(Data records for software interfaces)
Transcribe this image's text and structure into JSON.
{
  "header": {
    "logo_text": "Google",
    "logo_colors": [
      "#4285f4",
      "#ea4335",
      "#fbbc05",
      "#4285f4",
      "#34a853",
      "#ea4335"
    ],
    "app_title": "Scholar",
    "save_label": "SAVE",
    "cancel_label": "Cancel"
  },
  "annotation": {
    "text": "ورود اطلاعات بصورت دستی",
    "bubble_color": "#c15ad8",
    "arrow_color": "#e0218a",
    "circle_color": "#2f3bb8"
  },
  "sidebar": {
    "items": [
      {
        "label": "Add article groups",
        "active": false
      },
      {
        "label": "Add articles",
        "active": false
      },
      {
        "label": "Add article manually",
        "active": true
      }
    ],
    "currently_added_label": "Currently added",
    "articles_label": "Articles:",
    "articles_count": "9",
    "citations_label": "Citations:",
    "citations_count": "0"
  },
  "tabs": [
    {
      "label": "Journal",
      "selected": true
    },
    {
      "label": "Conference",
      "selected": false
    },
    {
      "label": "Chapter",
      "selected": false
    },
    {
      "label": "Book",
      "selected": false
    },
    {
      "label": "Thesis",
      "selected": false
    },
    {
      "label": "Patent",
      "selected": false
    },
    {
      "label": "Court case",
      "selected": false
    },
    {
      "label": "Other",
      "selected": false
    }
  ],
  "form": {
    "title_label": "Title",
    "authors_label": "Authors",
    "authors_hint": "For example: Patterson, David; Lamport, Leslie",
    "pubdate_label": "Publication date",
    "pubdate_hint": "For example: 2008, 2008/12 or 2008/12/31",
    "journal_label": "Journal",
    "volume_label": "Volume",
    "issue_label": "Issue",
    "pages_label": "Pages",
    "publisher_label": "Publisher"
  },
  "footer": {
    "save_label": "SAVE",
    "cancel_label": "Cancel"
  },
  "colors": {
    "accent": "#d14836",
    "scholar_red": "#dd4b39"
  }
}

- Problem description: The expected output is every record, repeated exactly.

- Problem solution:
Transcribe this image's text and structure into JSON.
{
  "header": {
    "logo_text": "Google",
    "logo_colors": [
      "#4285f4",
      "#ea4335",
      "#fbbc05",
      "#4285f4",
      "#34a853",
      "#ea4335"
    ],
    "app_title": "Scholar",
    "save_label": "SAVE",
    "cancel_label": "Cancel"
  },
  "annotation": {
    "text": "ورود اطلاعات بصورت دستی",
    "bubble_color": "#c15ad8",
    "arrow_color": "#e0218a",
    "circle_color": "#2f3bb8"
  },
  "sidebar": {
    "items": [
      {
        "label": "Add article groups",
        "active": false
      },
      {
        "label": "Add articles",
        "active": false
      },
      {
        "label": "Add article manually",
        "active": true
      }
    ],
    "currently_added_label": "Currently added",
    "articles_label": "Articles:",
    "articles_count": "9",
    "citations_label": "Citations:",
    "citations_count": "0"
  },
  "tabs": [
    {
      "label": "Journal",
      "selected": true
    },
    {
      "label": "Conference",
      "selected": false
    },
    {
      "label": "Chapter",
      "selected": false
    },
    {
      "label": "Book",
      "selected": false
    },
    {
      "label": "Thesis",
      "selected": false
    },
    {
      "label": "Patent",
      "selected": false
    },
    {
      "label": "Court case",
      "selected": false
    },
    {
      "label": "Other",
      "selected": false
    }
  ],
  "form": {
    "title_label": "Title",
    "authors_label": "Authors",
    "authors_hint": "For example: Patterson, David; Lamport, Leslie",
    "pubdate_label": "Publication date",
    "pubdate_hint": "For example: 2008, 2008/12 or 2008/12/31",
    "journal_label": "Journal",
    "volume_label": "Volume",
    "issue_label": "Issue",
    "pages_label": "Pages",
    "publisher_label": "Publisher"
  },
  "footer": {
    "save_label": "SAVE",
    "cancel_label": "Cancel"
  },
  "colors": {
    "accent": "#d14836",
    "scholar_red": "#dd4b39"
  }
}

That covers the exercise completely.